Segment Start: RECORD SET
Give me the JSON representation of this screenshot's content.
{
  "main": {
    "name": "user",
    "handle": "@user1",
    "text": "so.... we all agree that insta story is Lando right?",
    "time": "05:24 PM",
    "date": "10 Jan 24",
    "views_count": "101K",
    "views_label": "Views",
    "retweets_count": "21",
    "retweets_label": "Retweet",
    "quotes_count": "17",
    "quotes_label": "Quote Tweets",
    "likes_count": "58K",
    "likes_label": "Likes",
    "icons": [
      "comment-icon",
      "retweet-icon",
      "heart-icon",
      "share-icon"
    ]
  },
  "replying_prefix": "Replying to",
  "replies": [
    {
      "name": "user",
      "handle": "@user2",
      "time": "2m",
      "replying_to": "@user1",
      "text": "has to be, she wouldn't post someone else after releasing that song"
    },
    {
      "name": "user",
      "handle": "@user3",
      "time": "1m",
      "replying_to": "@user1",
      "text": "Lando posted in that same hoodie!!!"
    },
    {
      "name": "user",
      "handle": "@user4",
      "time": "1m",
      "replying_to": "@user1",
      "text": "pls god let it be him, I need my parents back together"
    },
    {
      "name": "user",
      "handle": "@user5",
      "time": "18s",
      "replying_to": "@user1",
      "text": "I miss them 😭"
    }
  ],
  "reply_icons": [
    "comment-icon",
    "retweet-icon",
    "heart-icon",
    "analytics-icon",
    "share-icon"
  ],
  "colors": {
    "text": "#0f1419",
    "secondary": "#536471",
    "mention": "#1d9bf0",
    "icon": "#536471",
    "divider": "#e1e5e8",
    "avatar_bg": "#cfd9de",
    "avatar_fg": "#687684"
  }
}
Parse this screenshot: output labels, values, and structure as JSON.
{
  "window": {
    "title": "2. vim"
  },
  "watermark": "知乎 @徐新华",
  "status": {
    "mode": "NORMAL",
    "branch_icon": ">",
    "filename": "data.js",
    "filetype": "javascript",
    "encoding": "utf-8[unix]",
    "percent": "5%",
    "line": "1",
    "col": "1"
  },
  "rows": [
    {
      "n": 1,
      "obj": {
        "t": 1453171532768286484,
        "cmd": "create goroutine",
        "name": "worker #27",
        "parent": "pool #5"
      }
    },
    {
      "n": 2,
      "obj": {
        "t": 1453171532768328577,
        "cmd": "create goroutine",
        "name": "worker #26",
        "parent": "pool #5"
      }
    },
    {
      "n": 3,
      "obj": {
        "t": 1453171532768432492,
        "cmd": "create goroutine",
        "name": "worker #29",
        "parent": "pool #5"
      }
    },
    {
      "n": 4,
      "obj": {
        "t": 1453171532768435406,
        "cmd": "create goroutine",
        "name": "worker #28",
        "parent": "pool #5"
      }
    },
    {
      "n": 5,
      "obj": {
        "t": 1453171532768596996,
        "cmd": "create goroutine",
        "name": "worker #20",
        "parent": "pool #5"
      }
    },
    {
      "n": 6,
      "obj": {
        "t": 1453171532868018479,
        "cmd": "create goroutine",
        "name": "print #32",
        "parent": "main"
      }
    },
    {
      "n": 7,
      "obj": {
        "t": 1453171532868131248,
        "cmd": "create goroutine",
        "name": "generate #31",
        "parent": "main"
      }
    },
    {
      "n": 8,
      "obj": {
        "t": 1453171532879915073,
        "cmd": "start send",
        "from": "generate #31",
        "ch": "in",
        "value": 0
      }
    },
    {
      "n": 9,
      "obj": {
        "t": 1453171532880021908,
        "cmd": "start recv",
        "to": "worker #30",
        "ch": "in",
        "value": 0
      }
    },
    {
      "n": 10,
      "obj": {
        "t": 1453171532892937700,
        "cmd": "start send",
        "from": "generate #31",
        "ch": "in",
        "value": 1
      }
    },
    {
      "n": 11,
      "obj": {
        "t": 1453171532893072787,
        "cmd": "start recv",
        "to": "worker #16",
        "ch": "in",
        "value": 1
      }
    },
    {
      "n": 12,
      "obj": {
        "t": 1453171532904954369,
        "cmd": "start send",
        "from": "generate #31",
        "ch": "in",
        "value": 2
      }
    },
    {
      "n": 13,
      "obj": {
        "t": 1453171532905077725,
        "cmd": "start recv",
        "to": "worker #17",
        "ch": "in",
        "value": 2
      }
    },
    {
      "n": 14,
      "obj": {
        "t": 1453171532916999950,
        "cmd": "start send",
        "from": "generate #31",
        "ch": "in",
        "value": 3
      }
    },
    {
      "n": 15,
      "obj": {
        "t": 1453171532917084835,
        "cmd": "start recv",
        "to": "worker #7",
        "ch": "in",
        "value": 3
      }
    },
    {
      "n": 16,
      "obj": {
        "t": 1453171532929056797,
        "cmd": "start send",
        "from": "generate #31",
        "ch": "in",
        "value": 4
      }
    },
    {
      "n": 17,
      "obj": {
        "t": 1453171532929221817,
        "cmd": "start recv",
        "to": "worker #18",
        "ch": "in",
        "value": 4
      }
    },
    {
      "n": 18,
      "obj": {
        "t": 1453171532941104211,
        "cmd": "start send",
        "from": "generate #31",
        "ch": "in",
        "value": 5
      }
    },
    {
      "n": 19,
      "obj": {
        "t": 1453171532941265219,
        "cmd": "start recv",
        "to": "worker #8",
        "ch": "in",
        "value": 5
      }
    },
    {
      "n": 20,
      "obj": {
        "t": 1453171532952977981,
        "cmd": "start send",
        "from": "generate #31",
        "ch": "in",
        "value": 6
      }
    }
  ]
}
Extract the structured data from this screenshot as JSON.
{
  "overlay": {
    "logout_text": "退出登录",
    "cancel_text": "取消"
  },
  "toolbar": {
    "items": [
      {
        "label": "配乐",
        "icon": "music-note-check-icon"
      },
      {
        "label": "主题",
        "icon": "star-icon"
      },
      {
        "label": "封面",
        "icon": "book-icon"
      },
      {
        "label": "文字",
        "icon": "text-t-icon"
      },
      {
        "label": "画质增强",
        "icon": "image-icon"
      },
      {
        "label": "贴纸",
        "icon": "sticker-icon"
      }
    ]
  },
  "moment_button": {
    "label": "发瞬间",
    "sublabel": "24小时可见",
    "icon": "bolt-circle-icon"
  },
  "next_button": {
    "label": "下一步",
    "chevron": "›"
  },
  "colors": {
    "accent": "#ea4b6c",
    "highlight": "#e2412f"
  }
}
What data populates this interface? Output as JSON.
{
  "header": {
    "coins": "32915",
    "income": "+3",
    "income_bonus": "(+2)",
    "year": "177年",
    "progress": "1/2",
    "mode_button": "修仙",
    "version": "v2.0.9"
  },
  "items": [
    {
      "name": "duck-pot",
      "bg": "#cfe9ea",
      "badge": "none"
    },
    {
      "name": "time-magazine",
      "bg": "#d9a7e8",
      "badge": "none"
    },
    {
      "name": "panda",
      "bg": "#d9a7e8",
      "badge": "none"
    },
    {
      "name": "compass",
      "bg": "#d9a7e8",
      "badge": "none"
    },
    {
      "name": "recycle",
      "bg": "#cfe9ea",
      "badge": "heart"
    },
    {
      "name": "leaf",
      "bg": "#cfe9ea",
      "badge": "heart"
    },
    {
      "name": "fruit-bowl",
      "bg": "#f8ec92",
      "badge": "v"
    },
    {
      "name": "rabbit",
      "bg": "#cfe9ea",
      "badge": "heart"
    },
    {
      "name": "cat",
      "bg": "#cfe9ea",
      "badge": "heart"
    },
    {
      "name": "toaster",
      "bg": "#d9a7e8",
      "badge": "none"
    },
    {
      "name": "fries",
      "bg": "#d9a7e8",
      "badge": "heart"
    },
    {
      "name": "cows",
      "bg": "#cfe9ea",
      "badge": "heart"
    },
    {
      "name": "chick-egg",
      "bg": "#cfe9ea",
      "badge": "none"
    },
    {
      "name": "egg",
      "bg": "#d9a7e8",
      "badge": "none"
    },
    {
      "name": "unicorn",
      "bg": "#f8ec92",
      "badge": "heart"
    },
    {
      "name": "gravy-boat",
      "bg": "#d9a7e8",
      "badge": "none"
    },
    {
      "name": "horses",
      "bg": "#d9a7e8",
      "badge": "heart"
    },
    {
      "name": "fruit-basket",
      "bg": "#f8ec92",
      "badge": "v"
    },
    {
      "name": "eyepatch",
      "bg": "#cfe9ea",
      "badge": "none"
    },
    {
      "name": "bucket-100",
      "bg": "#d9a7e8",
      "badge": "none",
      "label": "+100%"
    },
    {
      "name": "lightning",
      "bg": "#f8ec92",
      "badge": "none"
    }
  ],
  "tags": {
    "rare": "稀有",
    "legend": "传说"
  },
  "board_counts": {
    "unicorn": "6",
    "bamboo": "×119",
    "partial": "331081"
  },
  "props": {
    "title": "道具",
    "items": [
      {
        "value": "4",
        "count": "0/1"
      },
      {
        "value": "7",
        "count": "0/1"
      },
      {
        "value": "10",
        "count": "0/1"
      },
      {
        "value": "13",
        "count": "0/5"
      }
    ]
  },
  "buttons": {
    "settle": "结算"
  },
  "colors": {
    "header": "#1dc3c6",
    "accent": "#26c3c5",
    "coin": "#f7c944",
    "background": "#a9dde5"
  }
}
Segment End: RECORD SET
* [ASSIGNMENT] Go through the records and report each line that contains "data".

* [OUTPUT OF THE TASK]
    "filename": "data.js",
Extract the structured data from this screenshot as JSON.
What data populates this interface? Output as JSON.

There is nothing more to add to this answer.